Words are complex animals. Consider, for example, the word animal in the previous sentence. In most contexts, that word conjures up images of wildlife. In this particular instance, however, it means something quite different. Words have a dynamic relationship to meaning, neither confined to a dictionary entry nor free to mean anything at all. Few readers whose mother tongue is English would have misunderstood the meaning of the sentence, “Words are complex animals,” but it could certainly cause confusion for a reader whose knowledge of English is minimal.
When confronted with a word from any foreign language, especially an ancient one like the Hebrew or Greek of the Bible, people can misunderstand if they aren’t careful to study the word in a way that makes sense with how language is used. Some common mistakes that are made in studying words in the biblical languages include the following:
- Assuming a word means more than it does. When faced with the range of meanings a given word can have, sometimes interpreters are tempted to think that every instance of that word contains all of the possible meanings. While it is true that sometimes a writer will purposefully use a word to mean more than one thing, it is not common. Normally, a word has one meaning in a given context. For instance, the Hebrew zera‘ (2233) can mean “seed” or “offspring,” but only rarely would both meanings apply to one specific use of the word. An important part of original-language Bible study is to discern which meaning a term probably has in a given context.
- Understanding words by their roots. Many words share common roots, but this does not necessarily mean their meanings are related. The meaning of a word is related to how it is used in the language, not where it came from. The Greek ekkle¯sia (1577) comes from two words that mean “to call” (kale¯o) and “out of” (ek). This does not mean that ekkle¯sia means “called out of,” any more than the English word goodbye means “it’s good that you’re leaving.” It is important to understand the meaning of the word from its usage rather than its roots.
- Confusing synonyms. Many words share common meanings, or at least have very similar meanings in specific contexts. An example in English is “choose” and “select.” In many cases, the difference is negligible, and a writer could choose between them without changing the meaning at all. But in some contexts the selection is meaningful. In this tool, we sometimes string synonyms together in a single chain, but that does not mean they are completely interchangeable.
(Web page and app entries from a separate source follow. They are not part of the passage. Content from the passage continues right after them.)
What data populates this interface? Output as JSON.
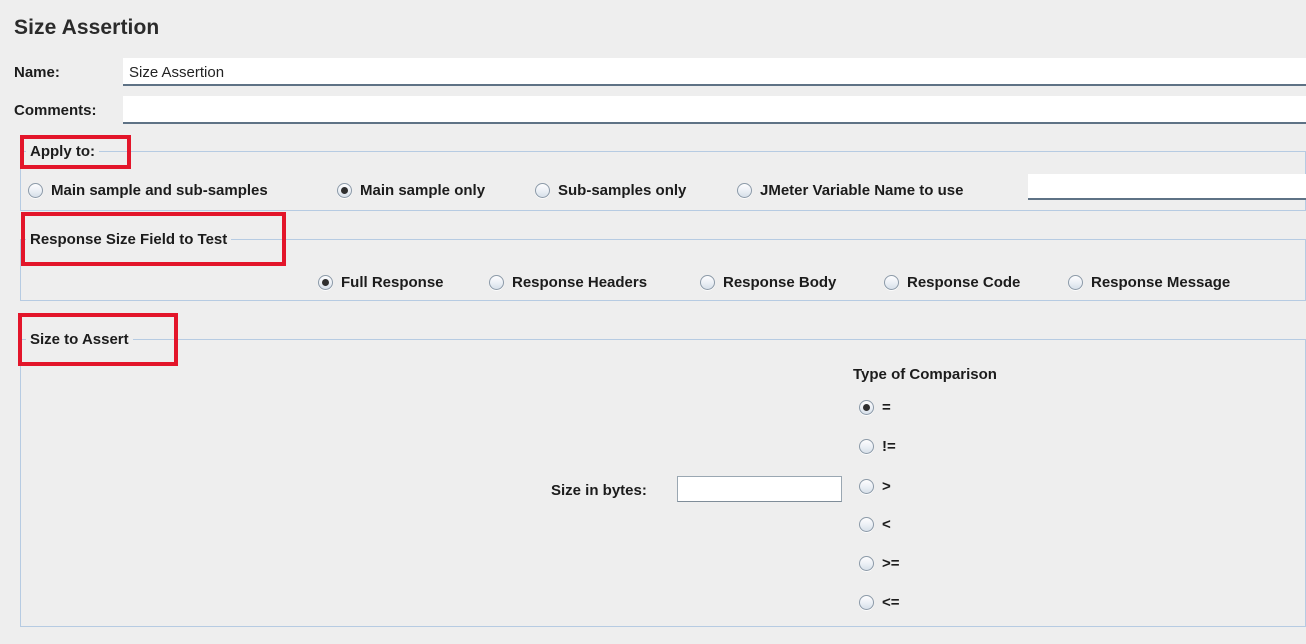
{
  "window": {
    "title": "Size Assertion",
    "background_color": "#eeeeee",
    "panel_border_color": "#b6cbe2",
    "highlight_color": "#e3152a"
  },
  "form": {
    "name": {
      "label": "Name:",
      "value": "Size Assertion",
      "placeholder": ""
    },
    "comments": {
      "label": "Comments:",
      "value": "",
      "placeholder": ""
    }
  },
  "apply_to": {
    "title": "Apply to:",
    "highlighted": true,
    "selected": "Main sample only",
    "options": [
      {
        "label": "Main sample and sub-samples",
        "selected": false
      },
      {
        "label": "Main sample only",
        "selected": true
      },
      {
        "label": "Sub-samples only",
        "selected": false
      },
      {
        "label": "JMeter Variable Name to use",
        "selected": false
      }
    ],
    "variable_field": {
      "value": "",
      "placeholder": ""
    }
  },
  "response_size_field": {
    "title": "Response Size Field to Test",
    "highlighted": true,
    "selected": "Full Response",
    "options": [
      {
        "label": "Full Response",
        "selected": true
      },
      {
        "label": "Response Headers",
        "selected": false
      },
      {
        "label": "Response Body",
        "selected": false
      },
      {
        "label": "Response Code",
        "selected": false
      },
      {
        "label": "Response Message",
        "selected": false
      }
    ]
  },
  "size_to_assert": {
    "title": "Size to Assert",
    "highlighted": true,
    "size_in_bytes": {
      "label": "Size in bytes:",
      "value": "",
      "placeholder": ""
    },
    "comparison": {
      "heading": "Type of Comparison",
      "selected": "=",
      "options": [
        {
          "label": "=",
          "selected": true
        },
        {
          "label": "!=",
          "selected": false
        },
        {
          "label": ">",
          "selected": false
        },
        {
          "label": "<",
          "selected": false
        },
        {
          "label": ">=",
          "selected": false
        },
        {
          "label": "<=",
          "selected": false
        }
      ]
    }
  }
}
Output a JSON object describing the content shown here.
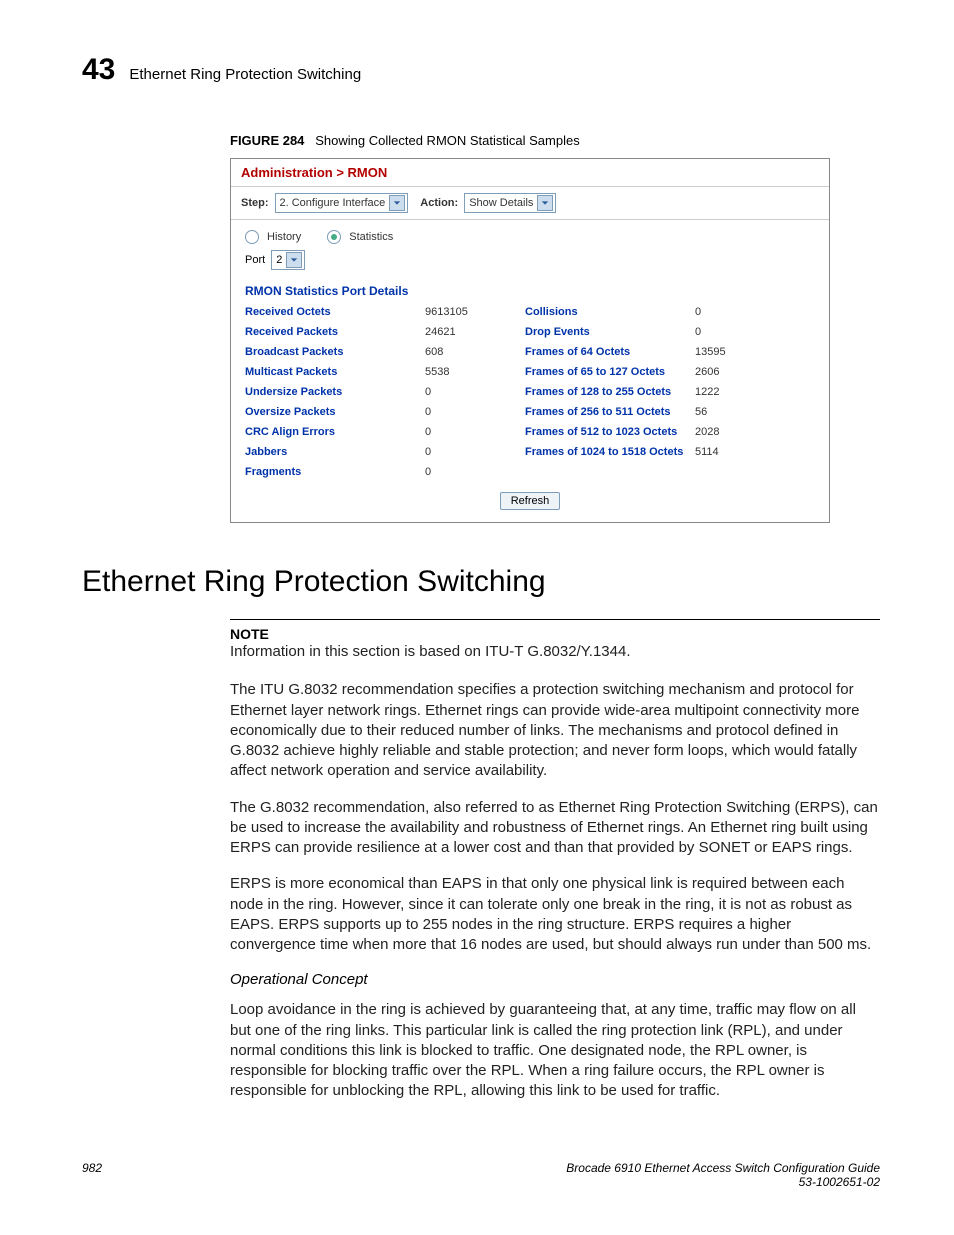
{
  "header": {
    "chapter_number": "43",
    "chapter_title": "Ethernet Ring Protection Switching"
  },
  "figure": {
    "label": "FIGURE 284",
    "caption": "Showing Collected RMON Statistical Samples"
  },
  "panel": {
    "breadcrumb": "Administration > RMON",
    "step_label": "Step:",
    "step_value": "2. Configure Interface",
    "action_label": "Action:",
    "action_value": "Show Details",
    "radio_history": "History",
    "radio_statistics": "Statistics",
    "port_label": "Port",
    "port_value": "2",
    "section_title": "RMON Statistics Port Details",
    "stats_left": [
      {
        "label": "Received Octets",
        "value": "9613105"
      },
      {
        "label": "Received Packets",
        "value": "24621"
      },
      {
        "label": "Broadcast Packets",
        "value": "608"
      },
      {
        "label": "Multicast Packets",
        "value": "5538"
      },
      {
        "label": "Undersize Packets",
        "value": "0"
      },
      {
        "label": "Oversize Packets",
        "value": "0"
      },
      {
        "label": "CRC Align Errors",
        "value": "0"
      },
      {
        "label": "Jabbers",
        "value": "0"
      },
      {
        "label": "Fragments",
        "value": "0"
      }
    ],
    "stats_right": [
      {
        "label": "Collisions",
        "value": "0"
      },
      {
        "label": "Drop Events",
        "value": "0"
      },
      {
        "label": "Frames of 64 Octets",
        "value": "13595"
      },
      {
        "label": "Frames of 65 to 127 Octets",
        "value": "2606"
      },
      {
        "label": "Frames of 128 to 255 Octets",
        "value": "1222"
      },
      {
        "label": "Frames of 256 to 511 Octets",
        "value": "56"
      },
      {
        "label": "Frames of 512 to 1023 Octets",
        "value": "2028"
      },
      {
        "label": "Frames of 1024 to 1518 Octets",
        "value": "5114"
      }
    ],
    "refresh": "Refresh"
  },
  "section": {
    "heading": "Ethernet Ring Protection Switching",
    "note_label": "NOTE",
    "note_text": "Information in this section is based on ITU-T G.8032/Y.1344.",
    "p1": "The ITU G.8032 recommendation specifies a protection switching mechanism and protocol for Ethernet layer network rings. Ethernet rings can provide wide-area multipoint connectivity more economically due to their reduced number of links. The mechanisms and protocol defined in G.8032 achieve highly reliable and stable protection; and never form loops, which would fatally affect network operation and service availability.",
    "p2": "The G.8032 recommendation, also referred to as Ethernet Ring Protection Switching (ERPS), can be used to increase the availability and robustness of Ethernet rings. An Ethernet ring built using ERPS can provide resilience at a lower cost and than that provided by SONET or EAPS rings.",
    "p3": "ERPS is more economical than EAPS in that only one physical link is required between each node in the ring. However, since it can tolerate only one break in the ring, it is not as robust as EAPS. ERPS supports up to 255 nodes in the ring structure. ERPS requires a higher convergence time when more that 16 nodes are used, but should always run under than 500 ms.",
    "subhead": "Operational Concept",
    "p4": "Loop avoidance in the ring is achieved by guaranteeing that, at any time, traffic may flow on all but one of the ring links. This particular link is called the ring protection link (RPL), and under normal conditions this link is blocked to traffic. One designated node, the RPL owner, is responsible for blocking traffic over the RPL. When a ring failure occurs, the RPL owner is responsible for unblocking the RPL, allowing this link to be used for traffic."
  },
  "footer": {
    "page": "982",
    "doc_title": "Brocade 6910 Ethernet Access Switch Configuration Guide",
    "doc_num": "53-1002651-02"
  }
}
Each word must be considered on its own terms in each context.
- Failing to appreciate the difference between words and concepts. Words are only tools to communicate meaning, so any one word will never be sufficient to get a complete picture of an important concept. If you want to understand the concept of “truth” in the Bible, Hebrew ’emeth (0571) is a good place to start, but to limit study to a word alone will miss important components of the biblical picture of truth. Each concept must be studied as whole, going beyond the study of words.